- Category: ROUTE 11
Anafi is a small island, located to the east of Santorini. Largely triangular in shape, the rugged terrain is mostly rocky. The island, because of its size and location, hasn't been developed as a tourist destination, so it is the perfect place for those seeking peace and quiet. According to Greek mythology, Anafi rose from the sea to provide shelter for the Argonauts from the wild sea. Anafi consists of a semi-mountainous structure with Vigla, Kalamos and Agios Ioannis Theologos being the highest peaks.
Anafi is also blessed by a number of lovely beaches, some carpeted with fine soft sand, some pebbled. The port of Agios Nikolaos, where we drop anchor, is the busiest part of Anafi. It provides the basic facilities a tourist would need, such as tavernas and rooms to rent. From there, you can take a small boat around the island and visit secluded beaches. Otherwise, the island can be crossed on foot or via mule. There is one local bus available but the itineraries are rather limited. The village of Chora, capital of Anafi, is built on a natural amphitheatrical site in the center of the island. It is located 2 km from the port.
Chora is characterized by a number of small churches, its white houses and paved roads. The 18th century Monastery of Panagia Kalamiotissa is an important religious center for the island. Anafi is a great for sightseeing and getting a taste of unspoiled Greek culture.
- Category: ROUTE 11
Kasos lays SW of Karpathos, between this island and Crete. Adjacent to the island is the Strait of Kasos, through which some of the Modified Atlantic Water enters the Sea of Crete. Its shape is elliptic and resembles that of Rhodes. The Municipality of Kasos includes several uninhabited offshore islands, the largest of which are Armathia and Makronisi. Kasos is notable for its lack of large scale tourism, the quality of its fish, cheeses, and other culinary specialties, and its hospitality toward visitors.
In ancient times, Kasos (then known as Amphie, Astrabe, and, most commonly, Achnis) was used as a safe harbor by the Philistines. The first known settlements are Minoan and Mycenaean in origin. According to Homer, Kasos contributed ships toward the Trojan War. It has a very rich and proud history of seamanship and has been an important resource for merchant shipping and pirating. It is still regarded as an island where ship owners can locate a sea savvy crew.
During classical antiquity it closely followed the history of Karpathos. In the middle ages, as Karpathos, it was subjected from 1306 until 1537 to the Venetian Cornaro family, after which Kasos was conquered by the Ottoman Turks.

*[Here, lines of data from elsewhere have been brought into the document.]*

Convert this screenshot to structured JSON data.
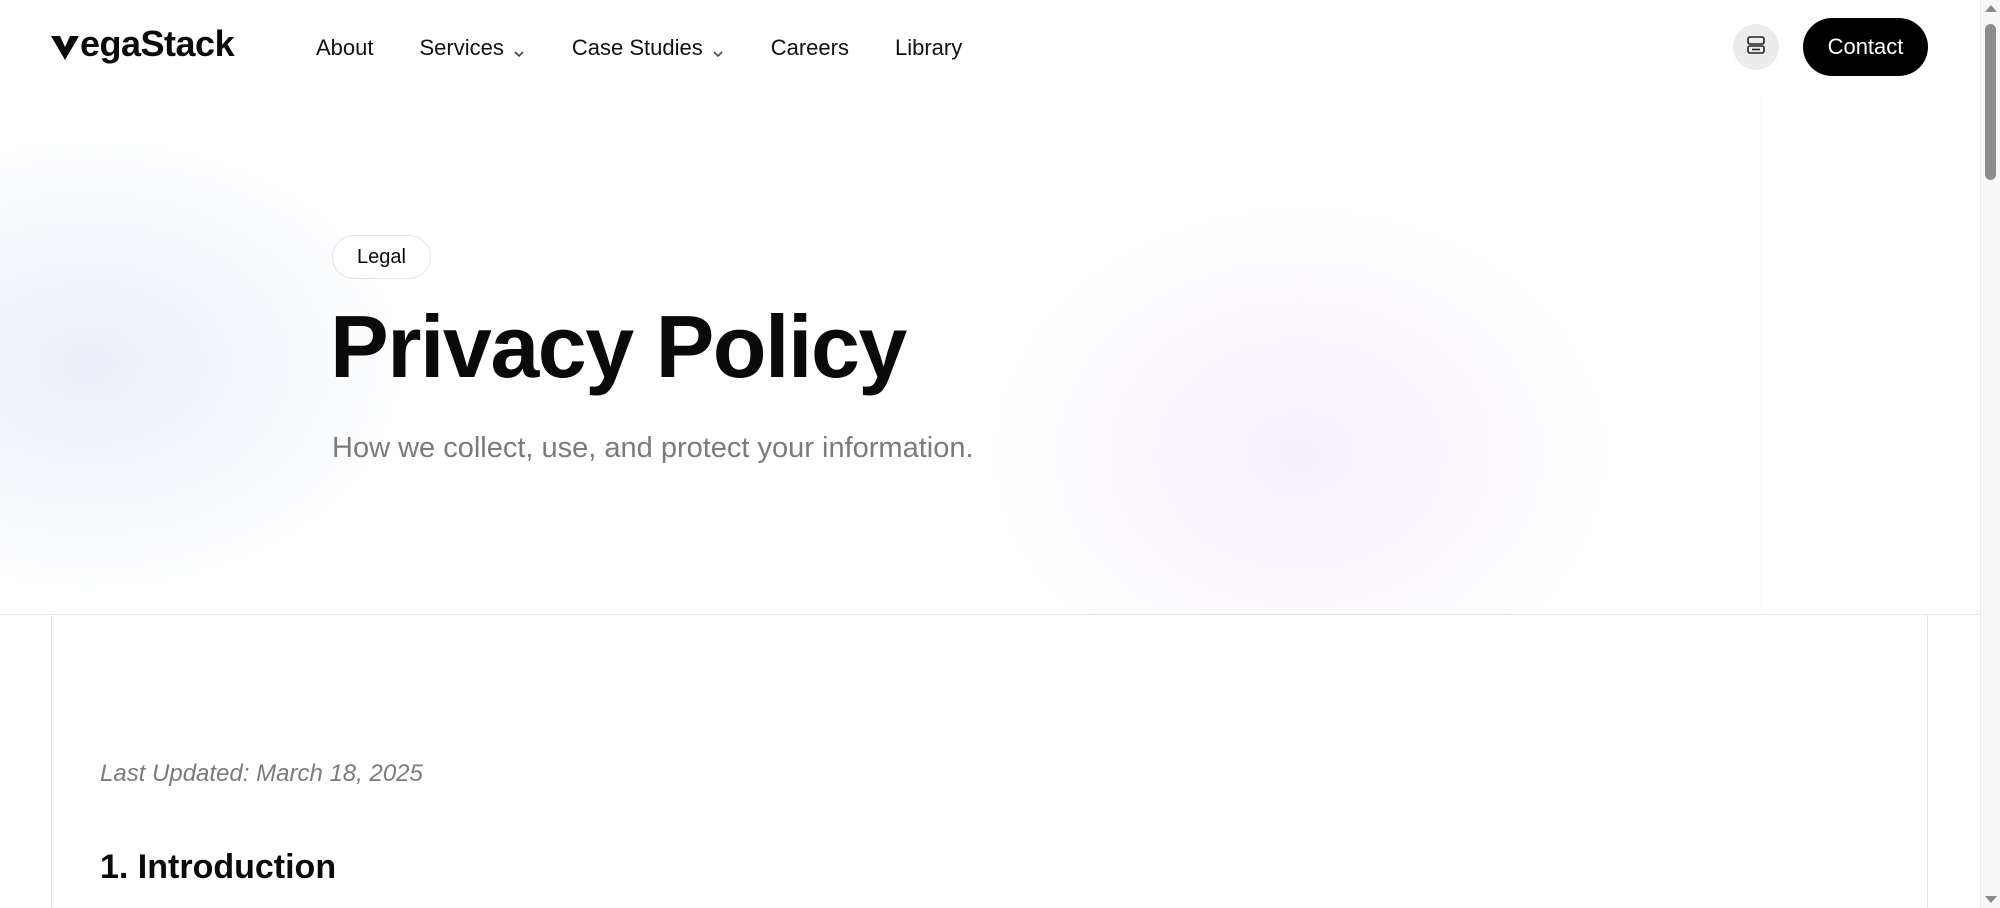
{
  "header": {
    "logo_text": "egaStack",
    "nav": [
      {
        "label": "About",
        "has_dropdown": false
      },
      {
        "label": "Services",
        "has_dropdown": true
      },
      {
        "label": "Case Studies",
        "has_dropdown": true
      },
      {
        "label": "Careers",
        "has_dropdown": false
      },
      {
        "label": "Library",
        "has_dropdown": false
      }
    ],
    "icon_button": "server-icon",
    "contact_label": "Contact"
  },
  "hero": {
    "badge": "Legal",
    "title": "Privacy Policy",
    "subtitle": "How we collect, use, and protect your information."
  },
  "content": {
    "last_updated": "Last Updated: March 18, 2025",
    "section_heading": "1. Introduction"
  },
  "colors": {
    "accent": "#000000",
    "muted_text": "#7b7b7b",
    "border": "#e6e6e6"
  }
}
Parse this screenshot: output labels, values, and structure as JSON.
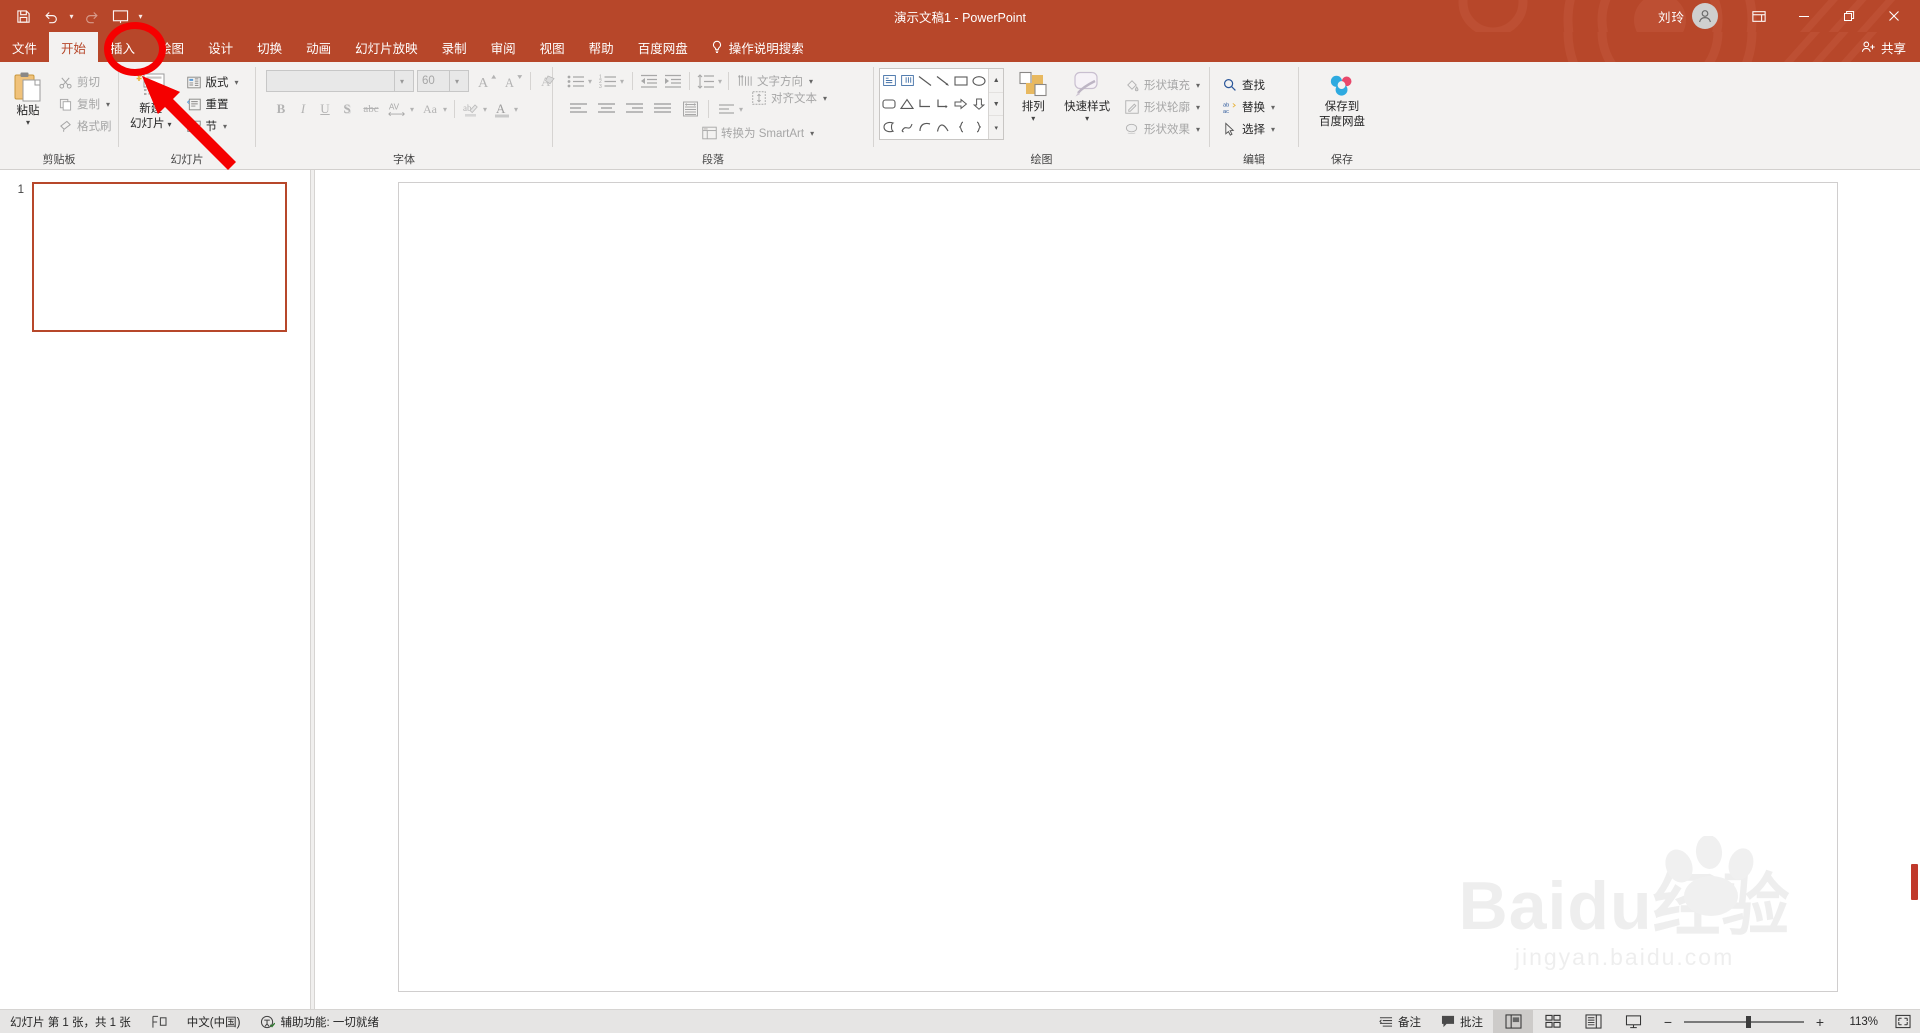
{
  "titlebar": {
    "qat": [
      {
        "name": "save-icon",
        "label": "保存"
      },
      {
        "name": "undo-icon",
        "label": "撤消"
      },
      {
        "name": "redo-icon",
        "label": "恢复"
      },
      {
        "name": "start-slideshow-icon",
        "label": "从头开始"
      }
    ],
    "document_title": "演示文稿1",
    "separator": "-",
    "app_name": "PowerPoint",
    "user_name": "刘玲",
    "ribbon_display_options": "功能区显示选项",
    "minimize": "最小化",
    "restore": "向下还原",
    "close": "关闭"
  },
  "tabs": [
    {
      "label": "文件",
      "active": false
    },
    {
      "label": "开始",
      "active": true
    },
    {
      "label": "插入",
      "active": false
    },
    {
      "label": "绘图",
      "active": false
    },
    {
      "label": "设计",
      "active": false
    },
    {
      "label": "切换",
      "active": false
    },
    {
      "label": "动画",
      "active": false
    },
    {
      "label": "幻灯片放映",
      "active": false
    },
    {
      "label": "录制",
      "active": false
    },
    {
      "label": "审阅",
      "active": false
    },
    {
      "label": "视图",
      "active": false
    },
    {
      "label": "帮助",
      "active": false
    },
    {
      "label": "百度网盘",
      "active": false
    }
  ],
  "tell_me": "操作说明搜索",
  "share": "共享",
  "ribbon": {
    "clipboard": {
      "label": "剪贴板",
      "paste": "粘贴",
      "cut": "剪切",
      "copy": "复制",
      "format_painter": "格式刷"
    },
    "slides": {
      "label": "幻灯片",
      "new_slide_line1": "新建",
      "new_slide_line2": "幻灯片",
      "layout": "版式",
      "reset": "重置",
      "section": "节"
    },
    "font": {
      "label": "字体",
      "font_name": "",
      "font_name_placeholder": "",
      "font_size": "60",
      "bold": "B",
      "italic": "I",
      "underline": "U",
      "shadow": "S",
      "strikethrough": "abc",
      "char_spacing": "AV",
      "change_case": "Aa",
      "clear_formatting": "清除所有格式",
      "grow_font": "增大字号",
      "shrink_font": "减小字号",
      "text_highlight": "文本突出显示颜色",
      "font_color": "字体颜色"
    },
    "paragraph": {
      "label": "段落",
      "bullets": "项目符号",
      "numbering": "编号",
      "decrease_indent": "减少缩进量",
      "increase_indent": "增加缩进量",
      "line_spacing": "行距",
      "align_left": "左对齐",
      "align_center": "居中",
      "align_right": "右对齐",
      "justify": "两端对齐",
      "columns": "分栏",
      "text_direction": "文字方向",
      "align_text": "对齐文本",
      "convert_smartart": "转换为 SmartArt"
    },
    "drawing": {
      "label": "绘图",
      "arrange": "排列",
      "quick_styles_line1": "快速样式",
      "shape_fill": "形状填充",
      "shape_outline": "形状轮廓",
      "shape_effects": "形状效果",
      "shapes_gallery": "形状库"
    },
    "editing": {
      "label": "编辑",
      "find": "查找",
      "replace": "替换",
      "select": "选择"
    },
    "save_group": {
      "label": "保存",
      "save_to_line1": "保存到",
      "save_to_line2": "百度网盘"
    }
  },
  "thumbnails": [
    {
      "number": "1"
    }
  ],
  "slide": {
    "watermark_main": "Baidu经验",
    "watermark_sub": "jingyan.baidu.com"
  },
  "statusbar": {
    "slide_count": "幻灯片 第 1 张，共 1 张",
    "spellcheck": "拼写检查",
    "language": "中文(中国)",
    "accessibility": "辅助功能: 一切就绪",
    "notes": "备注",
    "comments": "批注",
    "view_normal": "普通视图",
    "view_sorter": "幻灯片浏览",
    "view_reading": "阅读视图",
    "view_slideshow": "幻灯片放映",
    "zoom_out": "−",
    "zoom_in": "+",
    "zoom_level": "113%",
    "fit_slide": "使幻灯片适应当前窗口"
  },
  "annotations": {
    "ellipse_target": "插入",
    "arrow_target": "新建幻灯片"
  },
  "colors": {
    "brand": "#b7472a",
    "ribbon_bg": "#f3f2f1",
    "annotation_red": "#f50000",
    "thumb_border": "#b7472a"
  }
}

In 1824, during the Greek War of Independence, Mehmet Ali, the Pasha of Egypt, furious with the Kasiots, dispatched his naval fleet to the island. Kasos had been the first island to declare independence during the Greek Revolution and supported the cause with its fleet of ships. The Egyptian armada burned the entire island and killed most of the population. Given the scale of destruction and the fact that the whole of the island was burned, this tragedy is notable for being the first holocaust of the modern era.
The island's population recovered as did its economy, still largely based on shipping. The introduction of steam ships made Kasos' shipyard (which produced wooden sailing ships) redundant and its economy suffered accordingly. Beginning in the later half of the 19th century, many emigrated from Kasos, initially to Egypt (about 5,000 people), then to Istanbul